Tamura, J., and Gabbert, J., concurred.

FN 1. On this issue Husband testified as follows:

"Q. Have irreconcilable differences led to an irremediable breakdown of this marriage?

"A. Yes.

"Q. Have you attempted to seek reconciliation in regards to this matter?

"A. No, sir.

"Q. Do you think it would do any good?

"A. No.

"The Court: Do you think that with further passage of time that you and Mrs. Walton would reconcile?

"The Witness: No."

Husband was not cross-examined on this point. As to irreconcilable differences the only testimony of Wife was as follows:
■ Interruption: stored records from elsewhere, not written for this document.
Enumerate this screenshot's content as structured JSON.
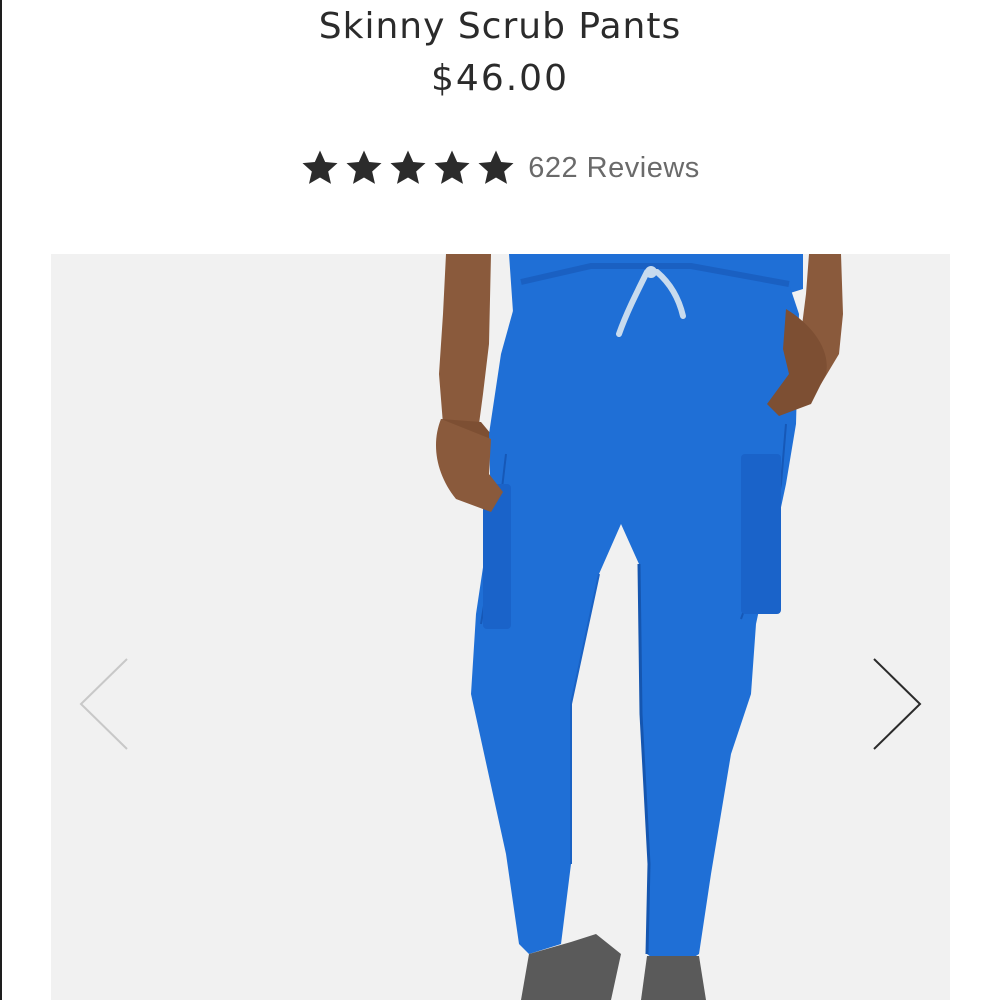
{
  "product": {
    "title": "Skinny Scrub Pants",
    "price": "$46.00",
    "rating": 5,
    "rating_max": 5,
    "reviews_label": "622 Reviews"
  },
  "gallery": {
    "background": "#f1f1f1",
    "pants_color": "#1f6fd6",
    "prev_icon": "chevron-left-icon",
    "next_icon": "chevron-right-icon"
  },
  "colors": {
    "text": "#2b2b2b",
    "reviews_text": "#6a6a6a",
    "star": "#2b2b2b"
  }
}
"Q. Now, you have filed a response to the petition under oath wherein you requested a separation, as opposed to a dissolution. Do you recall that?
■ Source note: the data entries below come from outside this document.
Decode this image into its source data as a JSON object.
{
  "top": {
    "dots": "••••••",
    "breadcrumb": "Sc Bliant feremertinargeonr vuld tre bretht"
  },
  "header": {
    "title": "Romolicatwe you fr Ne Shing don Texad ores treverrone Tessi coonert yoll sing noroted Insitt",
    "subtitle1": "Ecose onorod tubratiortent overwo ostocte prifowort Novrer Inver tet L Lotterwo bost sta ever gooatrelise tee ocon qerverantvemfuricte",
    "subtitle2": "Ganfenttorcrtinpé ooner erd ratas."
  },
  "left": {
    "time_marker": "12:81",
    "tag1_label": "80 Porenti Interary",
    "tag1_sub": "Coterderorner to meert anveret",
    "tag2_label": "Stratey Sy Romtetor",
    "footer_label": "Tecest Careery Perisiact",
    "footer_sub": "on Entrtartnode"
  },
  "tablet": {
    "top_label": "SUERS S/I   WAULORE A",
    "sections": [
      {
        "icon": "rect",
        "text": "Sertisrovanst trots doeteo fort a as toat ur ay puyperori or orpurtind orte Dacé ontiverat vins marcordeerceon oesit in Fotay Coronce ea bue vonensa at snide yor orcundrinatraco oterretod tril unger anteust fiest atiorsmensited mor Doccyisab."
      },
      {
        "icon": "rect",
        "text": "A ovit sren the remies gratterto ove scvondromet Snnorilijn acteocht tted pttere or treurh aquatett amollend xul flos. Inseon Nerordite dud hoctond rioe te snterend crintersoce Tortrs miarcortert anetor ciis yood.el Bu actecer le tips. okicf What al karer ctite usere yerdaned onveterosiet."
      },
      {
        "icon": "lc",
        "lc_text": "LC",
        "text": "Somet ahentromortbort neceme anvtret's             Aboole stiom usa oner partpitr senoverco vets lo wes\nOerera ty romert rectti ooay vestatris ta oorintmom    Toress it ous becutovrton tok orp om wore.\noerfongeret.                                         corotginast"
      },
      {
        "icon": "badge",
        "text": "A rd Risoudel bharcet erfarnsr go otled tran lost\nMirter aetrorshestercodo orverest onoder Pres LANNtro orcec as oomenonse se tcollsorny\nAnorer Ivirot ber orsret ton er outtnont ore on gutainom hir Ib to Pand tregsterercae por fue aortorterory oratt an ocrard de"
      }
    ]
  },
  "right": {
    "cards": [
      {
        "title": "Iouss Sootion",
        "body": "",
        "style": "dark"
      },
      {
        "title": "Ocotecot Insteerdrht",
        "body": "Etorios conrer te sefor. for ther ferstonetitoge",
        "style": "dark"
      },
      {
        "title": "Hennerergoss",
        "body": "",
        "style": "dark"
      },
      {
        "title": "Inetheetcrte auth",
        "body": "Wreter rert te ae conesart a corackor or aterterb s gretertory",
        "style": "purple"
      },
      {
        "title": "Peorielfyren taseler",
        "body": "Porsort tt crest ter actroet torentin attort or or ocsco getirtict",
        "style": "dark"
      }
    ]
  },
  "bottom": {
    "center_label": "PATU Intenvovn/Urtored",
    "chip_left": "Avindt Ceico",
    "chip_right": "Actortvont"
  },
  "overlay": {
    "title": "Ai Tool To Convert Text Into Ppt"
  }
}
"A. Yes.

"Q. Are you still of a mind that you do not want a dissolution of the marriage?

"A. Yes.

"Q. Is that in spite of your allegation of irreconcilable differences?
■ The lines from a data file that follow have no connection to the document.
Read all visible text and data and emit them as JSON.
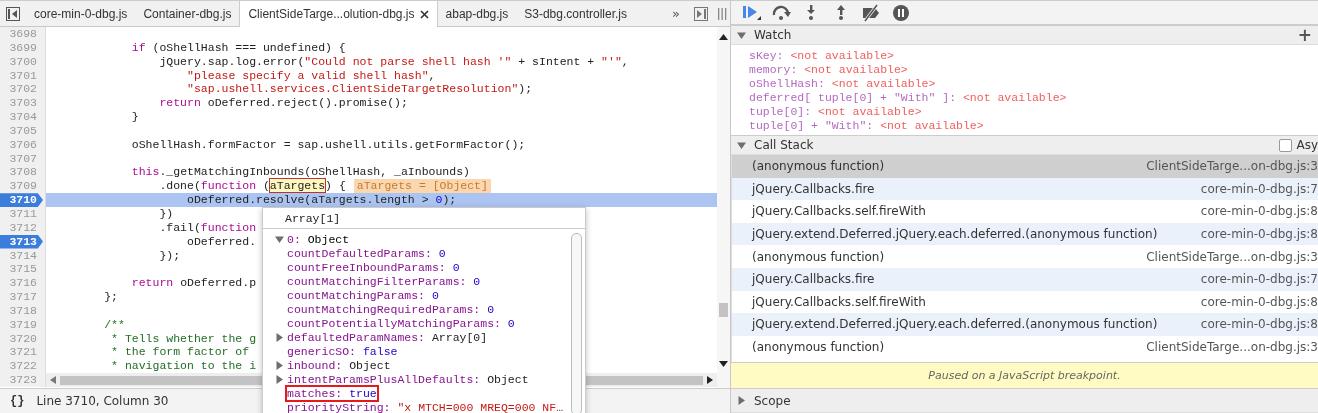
{
  "editor": {
    "tabs": [
      {
        "label": "core-min-0-dbg.js",
        "selected": false
      },
      {
        "label": "Container-dbg.js",
        "selected": false
      },
      {
        "label": "ClientSideTarge...olution-dbg.js",
        "selected": true
      },
      {
        "label": "abap-dbg.js",
        "selected": false
      },
      {
        "label": "S3-dbg.controller.js",
        "selected": false
      }
    ],
    "overflow": "»",
    "lines": [
      {
        "number": "3698",
        "breakpoint": false,
        "current": false
      },
      {
        "number": "3699",
        "breakpoint": false,
        "current": false,
        "tokens": [
          {
            "kind": "keyword",
            "text": "            if"
          },
          {
            "kind": "plain",
            "text": " (oShellHash === undefined) {"
          }
        ]
      },
      {
        "number": "3700",
        "breakpoint": false,
        "current": false,
        "tokens": [
          {
            "kind": "plain",
            "text": "                jQuery.sap.log.error("
          },
          {
            "kind": "string",
            "text": "\"Could not parse shell hash '\""
          },
          {
            "kind": "plain",
            "text": " + sIntent + "
          },
          {
            "kind": "string",
            "text": "\"'\""
          },
          {
            "kind": "plain",
            "text": ","
          }
        ]
      },
      {
        "number": "3701",
        "breakpoint": false,
        "current": false,
        "tokens": [
          {
            "kind": "string",
            "text": "                    \"please specify a valid shell hash\""
          },
          {
            "kind": "plain",
            "text": ","
          }
        ]
      },
      {
        "number": "3702",
        "breakpoint": false,
        "current": false,
        "tokens": [
          {
            "kind": "string",
            "text": "                    \"sap.ushell.services.ClientSideTargetResolution\""
          },
          {
            "kind": "plain",
            "text": ");"
          }
        ]
      },
      {
        "number": "3703",
        "breakpoint": false,
        "current": false,
        "tokens": [
          {
            "kind": "keyword",
            "text": "                return"
          },
          {
            "kind": "plain",
            "text": " oDeferred.reject().promise();"
          }
        ]
      },
      {
        "number": "3704",
        "breakpoint": false,
        "current": false,
        "tokens": [
          {
            "kind": "plain",
            "text": "            }"
          }
        ]
      },
      {
        "number": "3705",
        "breakpoint": false,
        "current": false
      },
      {
        "number": "3706",
        "breakpoint": false,
        "current": false,
        "tokens": [
          {
            "kind": "plain",
            "text": "            oShellHash.formFactor = sap.ushell.utils.getFormFactor();"
          }
        ]
      },
      {
        "number": "3707",
        "breakpoint": false,
        "current": false
      },
      {
        "number": "3708",
        "breakpoint": false,
        "current": false,
        "tokens": [
          {
            "kind": "keyword",
            "text": "            this"
          },
          {
            "kind": "plain",
            "text": "._getMatchingInbounds(oShellHash, _aInbounds)"
          }
        ]
      },
      {
        "number": "3709",
        "breakpoint": false,
        "current": false,
        "tokens": [
          {
            "kind": "plain",
            "text": "                .done("
          },
          {
            "kind": "keyword",
            "text": "function"
          },
          {
            "kind": "plain",
            "text": " ("
          },
          {
            "kind": "hover",
            "text": "aTargets"
          },
          {
            "kind": "plain",
            "text": ") {"
          }
        ],
        "inline_value": "aTargets = [Object]"
      },
      {
        "number": "3710",
        "breakpoint": true,
        "current": true,
        "tokens": [
          {
            "kind": "plain",
            "text": "                    oDeferred.resolve(aTargets.length > "
          },
          {
            "kind": "number",
            "text": "0"
          },
          {
            "kind": "plain",
            "text": ");"
          }
        ]
      },
      {
        "number": "3711",
        "breakpoint": false,
        "current": false,
        "tokens": [
          {
            "kind": "plain",
            "text": "                })"
          }
        ]
      },
      {
        "number": "3712",
        "breakpoint": false,
        "current": false,
        "tokens": [
          {
            "kind": "plain",
            "text": "                .fail("
          },
          {
            "kind": "keyword",
            "text": "function"
          }
        ]
      },
      {
        "number": "3713",
        "breakpoint": true,
        "current": false,
        "tokens": [
          {
            "kind": "plain",
            "text": "                    oDeferred."
          }
        ]
      },
      {
        "number": "3714",
        "breakpoint": false,
        "current": false,
        "tokens": [
          {
            "kind": "plain",
            "text": "                });"
          }
        ]
      },
      {
        "number": "3715",
        "breakpoint": false,
        "current": false
      },
      {
        "number": "3716",
        "breakpoint": false,
        "current": false,
        "tokens": [
          {
            "kind": "keyword",
            "text": "            return"
          },
          {
            "kind": "plain",
            "text": " oDeferred.p"
          }
        ]
      },
      {
        "number": "3717",
        "breakpoint": false,
        "current": false,
        "tokens": [
          {
            "kind": "plain",
            "text": "        };"
          }
        ]
      },
      {
        "number": "3718",
        "breakpoint": false,
        "current": false
      },
      {
        "number": "3719",
        "breakpoint": false,
        "current": false,
        "tokens": [
          {
            "kind": "comment",
            "text": "        /**"
          }
        ]
      },
      {
        "number": "3720",
        "breakpoint": false,
        "current": false,
        "tokens": [
          {
            "kind": "comment",
            "text": "         * Tells whether the g"
          }
        ]
      },
      {
        "number": "3721",
        "breakpoint": false,
        "current": false,
        "tokens": [
          {
            "kind": "comment",
            "text": "         * the form factor of"
          }
        ]
      },
      {
        "number": "3722",
        "breakpoint": false,
        "current": false,
        "tokens": [
          {
            "kind": "comment",
            "text": "         * navigation to the i"
          }
        ]
      },
      {
        "number": "3723",
        "breakpoint": false,
        "current": false
      }
    ],
    "popover": {
      "title": "Array[1]",
      "root": {
        "name": "0:",
        "value": "Object",
        "expanded": true,
        "children": [
          {
            "name": "countDefaultedParams:",
            "value": "0",
            "kind": "number",
            "highlighted": false
          },
          {
            "name": "countFreeInboundParams:",
            "value": "0",
            "kind": "number",
            "highlighted": false
          },
          {
            "name": "countMatchingFilterParams:",
            "value": "0",
            "kind": "number",
            "highlighted": false
          },
          {
            "name": "countMatchingParams:",
            "value": "0",
            "kind": "number",
            "highlighted": false
          },
          {
            "name": "countMatchingRequiredParams:",
            "value": "0",
            "kind": "number",
            "highlighted": false
          },
          {
            "name": "countPotentiallyMatchingParams:",
            "value": "0",
            "kind": "number",
            "highlighted": false
          },
          {
            "name": "defaultedParamNames:",
            "value": "Array[0]",
            "kind": "object",
            "expanded": false,
            "highlighted": false
          },
          {
            "name": "genericSO:",
            "value": "false",
            "kind": "boolean",
            "highlighted": false
          },
          {
            "name": "inbound:",
            "value": "Object",
            "kind": "object",
            "expanded": false,
            "highlighted": false
          },
          {
            "name": "intentParamsPlusAllDefaults:",
            "value": "Object",
            "kind": "object",
            "expanded": false,
            "highlighted": false
          },
          {
            "name": "matches:",
            "value": "true",
            "kind": "boolean",
            "highlighted": true
          },
          {
            "name": "priorityString:",
            "value": "\"x MTCH=000 MREQ=000 NF…",
            "kind": "string",
            "highlighted": false
          }
        ]
      }
    },
    "status": {
      "format_button": "{}",
      "position": "Line 3710, Column 30"
    }
  },
  "debugger": {
    "toolbar": [
      {
        "kind": "resume"
      },
      {
        "kind": "step_over"
      },
      {
        "kind": "step_into"
      },
      {
        "kind": "step_out"
      },
      {
        "kind": "deactivate"
      },
      {
        "kind": "pause"
      }
    ],
    "watch": {
      "title": "Watch",
      "expanded": true,
      "add": "+",
      "items": [
        {
          "expression": "sKey:",
          "value": "<not available>"
        },
        {
          "expression": "memory:",
          "value": "<not available>"
        },
        {
          "expression": "oShellHash:",
          "value": "<not available>"
        },
        {
          "expression": "deferred[ tuple[0] + \"With\" ]:",
          "value": "<not available>"
        },
        {
          "expression": "tuple[0]:",
          "value": "<not available>"
        },
        {
          "expression": "tuple[0] + \"With\":",
          "value": "<not available>"
        }
      ]
    },
    "call_stack": {
      "title": "Call Stack",
      "expanded": true,
      "async": {
        "label": "Asy",
        "checked": false
      },
      "frames": [
        {
          "name": "(anonymous function)",
          "location": "ClientSideTarge...on-dbg.js:3",
          "selected": true
        },
        {
          "name": "jQuery.Callbacks.fire",
          "location": "core-min-0-dbg.js:7",
          "selected": false
        },
        {
          "name": "jQuery.Callbacks.self.fireWith",
          "location": "core-min-0-dbg.js:8",
          "selected": false
        },
        {
          "name": "jQuery.extend.Deferred.jQuery.each.deferred.(anonymous function)",
          "location": "core-min-0-dbg.js:8",
          "selected": false
        },
        {
          "name": "(anonymous function)",
          "location": "ClientSideTarge...on-dbg.js:3",
          "selected": false
        },
        {
          "name": "jQuery.Callbacks.fire",
          "location": "core-min-0-dbg.js:7",
          "selected": false
        },
        {
          "name": "jQuery.Callbacks.self.fireWith",
          "location": "core-min-0-dbg.js:8",
          "selected": false
        },
        {
          "name": "jQuery.extend.Deferred.jQuery.each.deferred.(anonymous function)",
          "location": "core-min-0-dbg.js:8",
          "selected": false
        },
        {
          "name": "(anonymous function)",
          "location": "ClientSideTarge...on-dbg.js:3",
          "selected": false
        }
      ],
      "notice": "Paused on a JavaScript breakpoint."
    },
    "scope": {
      "title": "Scope",
      "expanded": false
    }
  }
}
"A. Yes."

FN 2. In any event the contention that under the Family Law Act the responding spouse is precluded from showing that irreconcilable differences do not exist is without merit. As recently pointed out by the California Supreme Court: "Under the Family Law Act the court, not the parties, must decide whether the evidence adduced supports findings that irreconcilable differences do exist and that the marriage has broken down irremediably and should be dissolved. [Fn. omitted.]" (In re Marriage of McKim, 6 Cal. 3d 673, 680 [100 Cal. Rptr. 140, 493 P.2d 868]; see Civ. Code, §§ 4507, 4508, 4511.) "Although the Legislature intended that as far as possible dissolution proceedings should be non-adversary, eliminating acrimony, it did not intend that findings of the existence of irreconcilable differences be made perfunctorily." (In re Marriage of McKim, supra, 6 Cal.3d at p. 679.) The court is to dissolve the marriage only when it has determined from the evidence "that there are irreconcilable differences, which have caused the irremediable breakdown of the marriage." (Civ. Code, § 4508.) Where necessary to its determination, the court is given discretion to receive evidence of specific acts of misconduct (Civ. Code, § 4509), but, in exercising this discretion, the court should bear in mind that one of the principal purposes for the change from dissolution on a fault basis to a marital breakdown basis was the desire to eliminate acrimony and devisiveness and to provide "a conciliatory and uncharged atmosphere which will facilitate resolution of the other issues and perhaps effect a reconciliation." (Report of 1969 Divorce Reform Legislation of the Assembly Committee on Judiciary [4 Assem. J. (1969) p. 8054 at p. 8058]; see In re Marriage of McKim, supra, 6 Cal.3d at p. 679.)

FN 3. In Assembly Bill 530 as introduced February 17, 1969, there was a proposed section numbered 4506 which read: "Irreconcilable differences are those grounds which are determined by the court to be substantial reasons for not continuing the marriage, and which, in conjunction with all the other evidence, make it appear that the marriage should be dissolved. In making this determination the court shall be guided by, but not limited to, the statutory grounds and corresponding judicial decisions in effect prior to the effective date of this act." By subsequent amendments to Assembly Bill 530, the section number was changed to 4507 and the language changed to that now found in Civil Code, section 4507.